Data to process
((

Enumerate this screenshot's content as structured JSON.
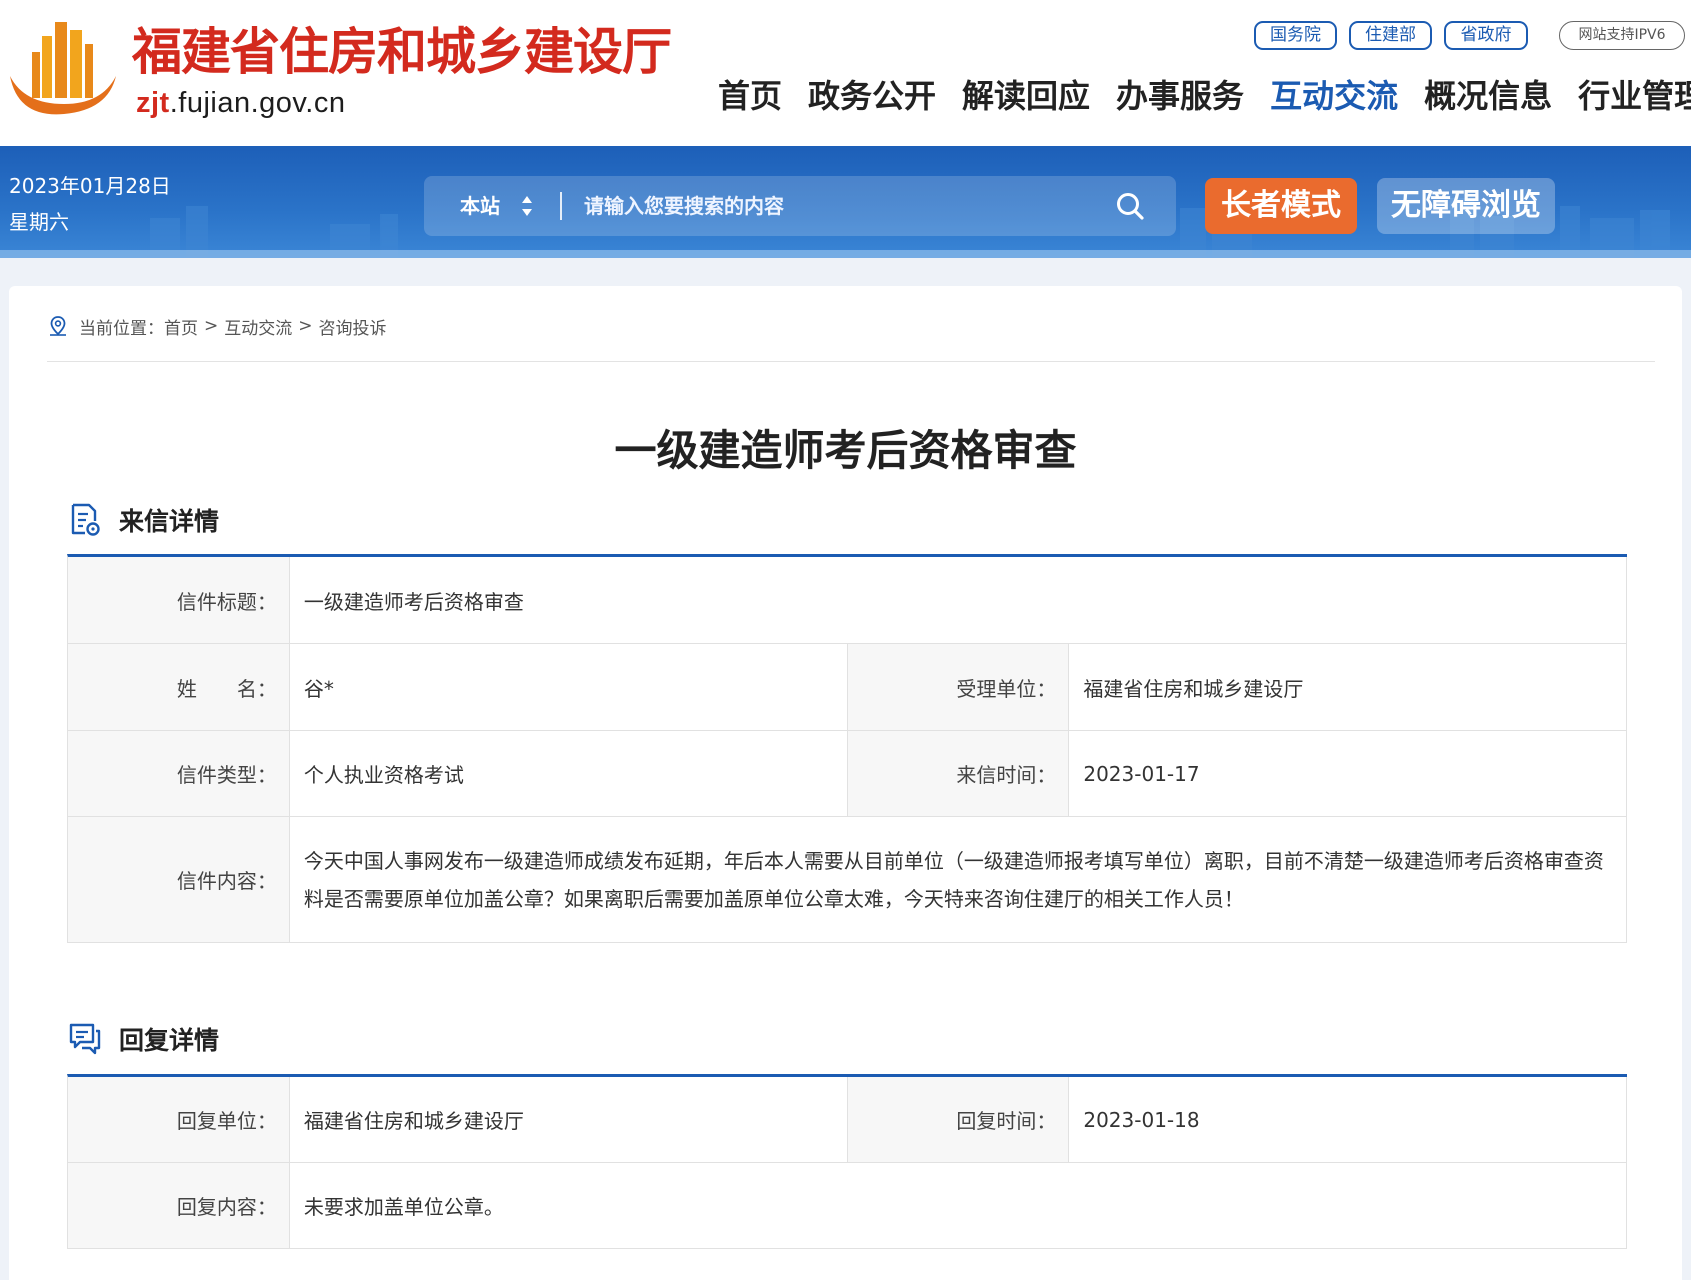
{
  "header": {
    "site_name": "福建省住房和城乡建设厅",
    "domain_bold": "zjt",
    "domain_rest": ".fujian.gov.cn",
    "gov_links": [
      "国务院",
      "住建部",
      "省政府"
    ],
    "ipv6_label": "网站支持IPV6",
    "nav": [
      "首页",
      "政务公开",
      "解读回应",
      "办事服务",
      "互动交流",
      "概况信息",
      "行业管理"
    ],
    "nav_active": "互动交流"
  },
  "band": {
    "date": "2023年01月28日",
    "weekday": "星期六",
    "search_scope": "本站",
    "search_placeholder": "请输入您要搜索的内容",
    "elder_mode_label": "长者模式",
    "accessible_label": "无障碍浏览"
  },
  "breadcrumb": {
    "prefix": "当前位置：",
    "items": [
      "首页",
      "互动交流",
      "咨询投诉"
    ],
    "separator": ">"
  },
  "letter": {
    "title": "一级建造师考后资格审查",
    "section_title": "来信详情",
    "labels": {
      "subject": "信件标题：",
      "name": "姓　　名：",
      "dept": "受理单位：",
      "type": "信件类型：",
      "date": "来信时间：",
      "content": "信件内容："
    },
    "subject": "一级建造师考后资格审查",
    "name": "谷*",
    "dept": "福建省住房和城乡建设厅",
    "type": "个人执业资格考试",
    "date": "2023-01-17",
    "content": "今天中国人事网发布一级建造师成绩发布延期，年后本人需要从目前单位（一级建造师报考填写单位）离职，目前不清楚一级建造师考后资格审查资料是否需要原单位加盖公章？如果离职后需要加盖原单位公章太难，今天特来咨询住建厅的相关工作人员！"
  },
  "reply": {
    "section_title": "回复详情",
    "labels": {
      "dept": "回复单位：",
      "date": "回复时间：",
      "content": "回复内容："
    },
    "dept": "福建省住房和城乡建设厅",
    "date": "2023-01-18",
    "content": "未要求加盖单位公章。"
  },
  "colors": {
    "brand_red": "#d32a1e",
    "brand_blue": "#1b5bb2",
    "elder_orange": "#ea6b2e"
  },
  "icons": [
    "logo-mark",
    "sort-arrows-icon",
    "search-icon",
    "location-pin-icon",
    "letter-doc-icon",
    "reply-chat-icon"
  ]
}
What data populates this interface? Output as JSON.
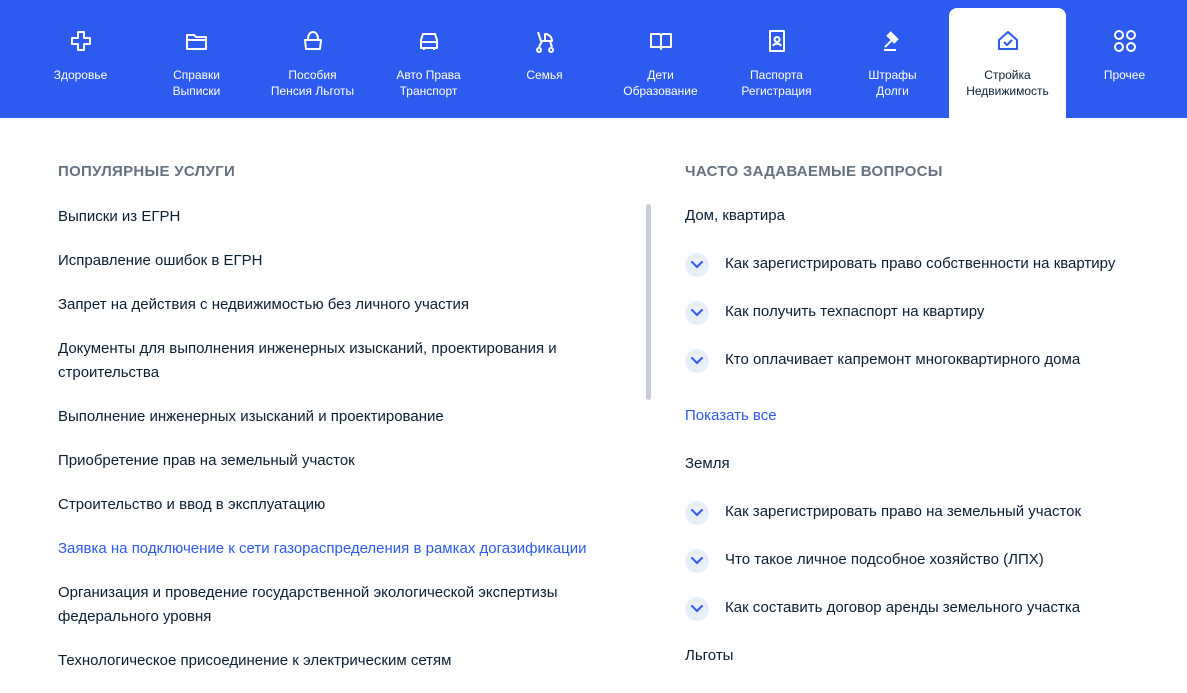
{
  "categories": [
    {
      "label_1": "Здоровье",
      "label_2": "",
      "icon": "health-cross-icon"
    },
    {
      "label_1": "Справки",
      "label_2": "Выписки",
      "icon": "folder-icon"
    },
    {
      "label_1": "Пособия",
      "label_2": "Пенсия Льготы",
      "icon": "wallet-bag-icon"
    },
    {
      "label_1": "Авто Права",
      "label_2": "Транспорт",
      "icon": "car-icon"
    },
    {
      "label_1": "Семья",
      "label_2": "",
      "icon": "stroller-icon"
    },
    {
      "label_1": "Дети",
      "label_2": "Образование",
      "icon": "book-icon"
    },
    {
      "label_1": "Паспорта",
      "label_2": "Регистрация",
      "icon": "passport-icon"
    },
    {
      "label_1": "Штрафы",
      "label_2": "Долги",
      "icon": "gavel-icon"
    },
    {
      "label_1": "Стройка",
      "label_2": "Недвижимость",
      "icon": "house-icon",
      "active": true
    },
    {
      "label_1": "Прочее",
      "label_2": "",
      "icon": "grid-icon"
    }
  ],
  "popular": {
    "title": "ПОПУЛЯРНЫЕ УСЛУГИ",
    "items": [
      "Выписки из ЕГРН",
      "Исправление ошибок в ЕГРН",
      "Запрет на действия с недвижимостью без личного участия",
      "Документы для выполнения инженерных изысканий, проектирования и строительства",
      "Выполнение инженерных изысканий и проектирование",
      "Приобретение прав на земельный участок",
      "Строительство и ввод в эксплуатацию",
      "Заявка на подключение к сети газораспределения в рамках догазификации",
      "Организация и проведение государственной экологической экспертизы федерального уровня",
      "Технологическое присоединение к электрическим сетям"
    ]
  },
  "faq": {
    "title": "ЧАСТО ЗАДАВАЕМЫЕ ВОПРОСЫ",
    "groups": [
      {
        "name": "Дом, квартира",
        "questions": [
          "Как зарегистрировать право собственности на квартиру",
          "Как получить техпаспорт на квартиру",
          "Кто оплачивает капремонт многоквартирного дома"
        ],
        "show_all": "Показать все"
      },
      {
        "name": "Земля",
        "questions": [
          "Как зарегистрировать право на земельный участок",
          "Что такое личное подсобное хозяйство (ЛПХ)",
          "Как составить договор аренды земельного участка"
        ]
      },
      {
        "name": "Льготы",
        "questions": []
      }
    ]
  },
  "colors": {
    "brand_blue": "#2d5bf0",
    "text": "#0b1f33",
    "muted": "#66727f",
    "chevron_bg": "#e8eef8"
  }
}
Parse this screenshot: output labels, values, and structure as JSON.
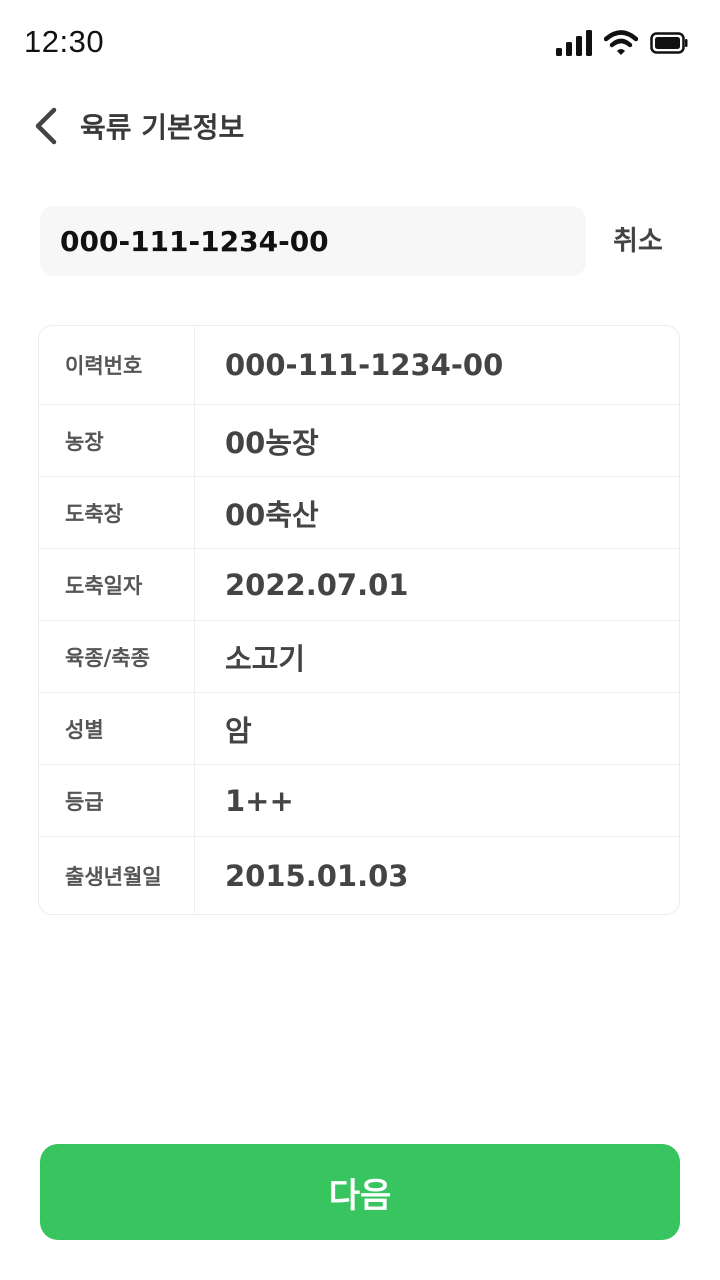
{
  "status_bar": {
    "time": "12:30",
    "icons": [
      "cellular-signal-icon",
      "wifi-icon",
      "battery-icon"
    ]
  },
  "header": {
    "back_icon": "chevron-left-icon",
    "title": "육류 기본정보"
  },
  "search": {
    "value": "000-111-1234-00",
    "cancel_label": "취소"
  },
  "info": {
    "rows": [
      {
        "label": "이력번호",
        "value": "000-111-1234-00"
      },
      {
        "label": "농장",
        "value": "00농장"
      },
      {
        "label": "도축장",
        "value": "00축산"
      },
      {
        "label": "도축일자",
        "value": "2022.07.01"
      },
      {
        "label": "육종/축종",
        "value": "소고기"
      },
      {
        "label": "성별",
        "value": "암"
      },
      {
        "label": "등급",
        "value": "1++"
      },
      {
        "label": "출생년월일",
        "value": "2015.01.03"
      }
    ]
  },
  "footer": {
    "next_label": "다음"
  },
  "colors": {
    "primary": "#38c560",
    "search_bg": "#f7f7f7",
    "border": "#ececec"
  }
}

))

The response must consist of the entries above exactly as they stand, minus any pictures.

Output for this task
Enumerate this screenshot's content as structured JSON.
{
  "header": {
    "site_name": "福建省住房和城乡建设厅",
    "domain_bold": "zjt",
    "domain_rest": ".fujian.gov.cn",
    "gov_links": [
      "国务院",
      "住建部",
      "省政府"
    ],
    "ipv6_label": "网站支持IPV6",
    "nav": [
      "首页",
      "政务公开",
      "解读回应",
      "办事服务",
      "互动交流",
      "概况信息",
      "行业管理"
    ],
    "nav_active": "互动交流"
  },
  "band": {
    "date": "2023年01月28日",
    "weekday": "星期六",
    "search_scope": "本站",
    "search_placeholder": "请输入您要搜索的内容",
    "elder_mode_label": "长者模式",
    "accessible_label": "无障碍浏览"
  },
  "breadcrumb": {
    "prefix": "当前位置：",
    "items": [
      "首页",
      "互动交流",
      "咨询投诉"
    ],
    "separator": ">"
  },
  "letter": {
    "title": "一级建造师考后资格审查",
    "section_title": "来信详情",
    "labels": {
      "subject": "信件标题：",
      "name": "姓　　名：",
      "dept": "受理单位：",
      "type": "信件类型：",
      "date": "来信时间：",
      "content": "信件内容："
    },
    "subject": "一级建造师考后资格审查",
    "name": "谷*",
    "dept": "福建省住房和城乡建设厅",
    "type": "个人执业资格考试",
    "date": "2023-01-17",
    "content": "今天中国人事网发布一级建造师成绩发布延期，年后本人需要从目前单位（一级建造师报考填写单位）离职，目前不清楚一级建造师考后资格审查资料是否需要原单位加盖公章？如果离职后需要加盖原单位公章太难，今天特来咨询住建厅的相关工作人员！"
  },
  "reply": {
    "section_title": "回复详情",
    "labels": {
      "dept": "回复单位：",
      "date": "回复时间：",
      "content": "回复内容："
    },
    "dept": "福建省住房和城乡建设厅",
    "date": "2023-01-18",
    "content": "未要求加盖单位公章。"
  },
  "colors": {
    "brand_red": "#d32a1e",
    "brand_blue": "#1b5bb2",
    "elder_orange": "#ea6b2e"
  },
  "icons": [
    "logo-mark",
    "sort-arrows-icon",
    "search-icon",
    "location-pin-icon",
    "letter-doc-icon",
    "reply-chat-icon"
  ]
}
What data populates this interface? Output as JSON.
{
  "categories": [
    {
      "label_1": "Здоровье",
      "label_2": "",
      "icon": "health-cross-icon"
    },
    {
      "label_1": "Справки",
      "label_2": "Выписки",
      "icon": "folder-icon"
    },
    {
      "label_1": "Пособия",
      "label_2": "Пенсия Льготы",
      "icon": "wallet-bag-icon"
    },
    {
      "label_1": "Авто Права",
      "label_2": "Транспорт",
      "icon": "car-icon"
    },
    {
      "label_1": "Семья",
      "label_2": "",
      "icon": "stroller-icon"
    },
    {
      "label_1": "Дети",
      "label_2": "Образование",
      "icon": "book-icon"
    },
    {
      "label_1": "Паспорта",
      "label_2": "Регистрация",
      "icon": "passport-icon"
    },
    {
      "label_1": "Штрафы",
      "label_2": "Долги",
      "icon": "gavel-icon"
    },
    {
      "label_1": "Стройка",
      "label_2": "Недвижимость",
      "icon": "house-icon",
      "active": true
    },
    {
      "label_1": "Прочее",
      "label_2": "",
      "icon": "grid-icon"
    }
  ],
  "popular": {
    "title": "ПОПУЛЯРНЫЕ УСЛУГИ",
    "items": [
      "Выписки из ЕГРН",
      "Исправление ошибок в ЕГРН",
      "Запрет на действия с недвижимостью без личного участия",
      "Документы для выполнения инженерных изысканий, проектирования и строительства",
      "Выполнение инженерных изысканий и проектирование",
      "Приобретение прав на земельный участок",
      "Строительство и ввод в эксплуатацию",
      "Заявка на подключение к сети газораспределения в рамках догазификации",
      "Организация и проведение государственной экологической экспертизы федерального уровня",
      "Технологическое присоединение к электрическим сетям"
    ]
  },
  "faq": {
    "title": "ЧАСТО ЗАДАВАЕМЫЕ ВОПРОСЫ",
    "groups": [
      {
        "name": "Дом, квартира",
        "questions": [
          "Как зарегистрировать право собственности на квартиру",
          "Как получить техпаспорт на квартиру",
          "Кто оплачивает капремонт многоквартирного дома"
        ],
        "show_all": "Показать все"
      },
      {
        "name": "Земля",
        "questions": [
          "Как зарегистрировать право на земельный участок",
          "Что такое личное подсобное хозяйство (ЛПХ)",
          "Как составить договор аренды земельного участка"
        ]
      },
      {
        "name": "Льготы",
        "questions": []
      }
    ]
  },
  "colors": {
    "brand_blue": "#2d5bf0",
    "text": "#0b1f33",
    "muted": "#66727f",
    "chevron_bg": "#e8eef8"
  }
}
Parse this screenshot: output labels, values, and structure as JSON.
{
  "status_bar": {
    "time": "12:30",
    "icons": [
      "cellular-signal-icon",
      "wifi-icon",
      "battery-icon"
    ]
  },
  "header": {
    "back_icon": "chevron-left-icon",
    "title": "육류 기본정보"
  },
  "search": {
    "value": "000-111-1234-00",
    "cancel_label": "취소"
  },
  "info": {
    "rows": [
      {
        "label": "이력번호",
        "value": "000-111-1234-00"
      },
      {
        "label": "농장",
        "value": "00농장"
      },
      {
        "label": "도축장",
        "value": "00축산"
      },
      {
        "label": "도축일자",
        "value": "2022.07.01"
      },
      {
        "label": "육종/축종",
        "value": "소고기"
      },
      {
        "label": "성별",
        "value": "암"
      },
      {
        "label": "등급",
        "value": "1++"
      },
      {
        "label": "출생년월일",
        "value": "2015.01.03"
      }
    ]
  },
  "footer": {
    "next_label": "다음"
  },
  "colors": {
    "primary": "#38c560",
    "search_bg": "#f7f7f7",
    "border": "#ececec"
  }
}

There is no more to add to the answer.